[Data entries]
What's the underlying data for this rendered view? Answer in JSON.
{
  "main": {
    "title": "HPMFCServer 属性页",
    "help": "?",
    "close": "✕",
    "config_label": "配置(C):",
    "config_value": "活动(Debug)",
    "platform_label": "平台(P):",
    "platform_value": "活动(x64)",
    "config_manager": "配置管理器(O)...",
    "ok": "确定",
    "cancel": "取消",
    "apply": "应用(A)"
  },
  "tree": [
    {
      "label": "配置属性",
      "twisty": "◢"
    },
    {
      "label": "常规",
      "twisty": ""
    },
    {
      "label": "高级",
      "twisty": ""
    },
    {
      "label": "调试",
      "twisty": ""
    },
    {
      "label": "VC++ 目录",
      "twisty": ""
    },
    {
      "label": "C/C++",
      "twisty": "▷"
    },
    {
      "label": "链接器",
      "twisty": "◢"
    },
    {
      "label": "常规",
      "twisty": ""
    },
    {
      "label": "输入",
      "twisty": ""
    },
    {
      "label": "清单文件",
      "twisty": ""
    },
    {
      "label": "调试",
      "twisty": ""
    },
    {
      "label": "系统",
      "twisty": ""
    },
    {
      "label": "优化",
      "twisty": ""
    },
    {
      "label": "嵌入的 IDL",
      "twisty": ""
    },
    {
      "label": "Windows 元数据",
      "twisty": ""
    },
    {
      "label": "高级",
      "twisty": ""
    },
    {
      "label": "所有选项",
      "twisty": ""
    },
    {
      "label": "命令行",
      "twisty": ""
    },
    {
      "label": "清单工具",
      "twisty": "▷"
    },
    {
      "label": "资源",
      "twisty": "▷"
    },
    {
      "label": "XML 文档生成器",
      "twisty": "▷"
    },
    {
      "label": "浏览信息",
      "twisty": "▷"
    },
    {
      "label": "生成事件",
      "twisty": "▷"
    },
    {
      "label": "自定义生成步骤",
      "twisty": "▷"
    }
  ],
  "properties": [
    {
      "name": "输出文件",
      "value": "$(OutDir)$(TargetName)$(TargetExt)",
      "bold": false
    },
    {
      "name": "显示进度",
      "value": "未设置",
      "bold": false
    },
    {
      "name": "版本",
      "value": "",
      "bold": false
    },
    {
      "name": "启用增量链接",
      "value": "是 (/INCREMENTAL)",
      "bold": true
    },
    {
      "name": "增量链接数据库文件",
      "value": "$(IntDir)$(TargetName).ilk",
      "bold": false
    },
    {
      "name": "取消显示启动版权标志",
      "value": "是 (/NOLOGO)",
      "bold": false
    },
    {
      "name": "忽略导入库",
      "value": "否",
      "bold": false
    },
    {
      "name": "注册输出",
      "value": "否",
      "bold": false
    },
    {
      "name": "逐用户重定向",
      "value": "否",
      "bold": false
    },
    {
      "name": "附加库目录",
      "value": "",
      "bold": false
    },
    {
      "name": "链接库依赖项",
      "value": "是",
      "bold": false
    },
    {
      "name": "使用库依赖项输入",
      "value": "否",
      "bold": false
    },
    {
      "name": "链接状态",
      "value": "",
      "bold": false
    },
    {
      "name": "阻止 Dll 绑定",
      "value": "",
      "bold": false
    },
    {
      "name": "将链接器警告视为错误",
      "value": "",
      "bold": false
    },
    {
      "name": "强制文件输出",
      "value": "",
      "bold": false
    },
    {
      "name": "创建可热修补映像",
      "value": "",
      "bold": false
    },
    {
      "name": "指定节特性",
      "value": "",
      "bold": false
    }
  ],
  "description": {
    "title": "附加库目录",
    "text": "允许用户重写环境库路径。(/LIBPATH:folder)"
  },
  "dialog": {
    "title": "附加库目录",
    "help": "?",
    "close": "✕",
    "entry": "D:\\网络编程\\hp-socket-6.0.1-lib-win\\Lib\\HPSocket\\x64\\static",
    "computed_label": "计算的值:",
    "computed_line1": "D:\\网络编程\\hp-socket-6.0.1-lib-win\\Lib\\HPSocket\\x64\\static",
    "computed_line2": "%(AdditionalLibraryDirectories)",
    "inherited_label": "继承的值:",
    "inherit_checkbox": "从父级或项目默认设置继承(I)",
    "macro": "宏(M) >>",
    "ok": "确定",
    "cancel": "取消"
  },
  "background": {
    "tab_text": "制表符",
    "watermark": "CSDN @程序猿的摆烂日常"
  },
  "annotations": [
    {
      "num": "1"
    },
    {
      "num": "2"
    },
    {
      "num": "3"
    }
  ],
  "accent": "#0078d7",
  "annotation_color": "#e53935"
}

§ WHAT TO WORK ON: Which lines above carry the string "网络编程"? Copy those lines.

§ OUTPUT FOR THIS EXERCISE:
    "entry": "D:\\网络编程\\hp-socket-6.0.1-lib-win\\Lib\\HPSocket\\x64\\static",
    "computed_line1": "D:\\网络编程\\hp-socket-6.0.1-lib-win\\Lib\\HPSocket\\x64\\static",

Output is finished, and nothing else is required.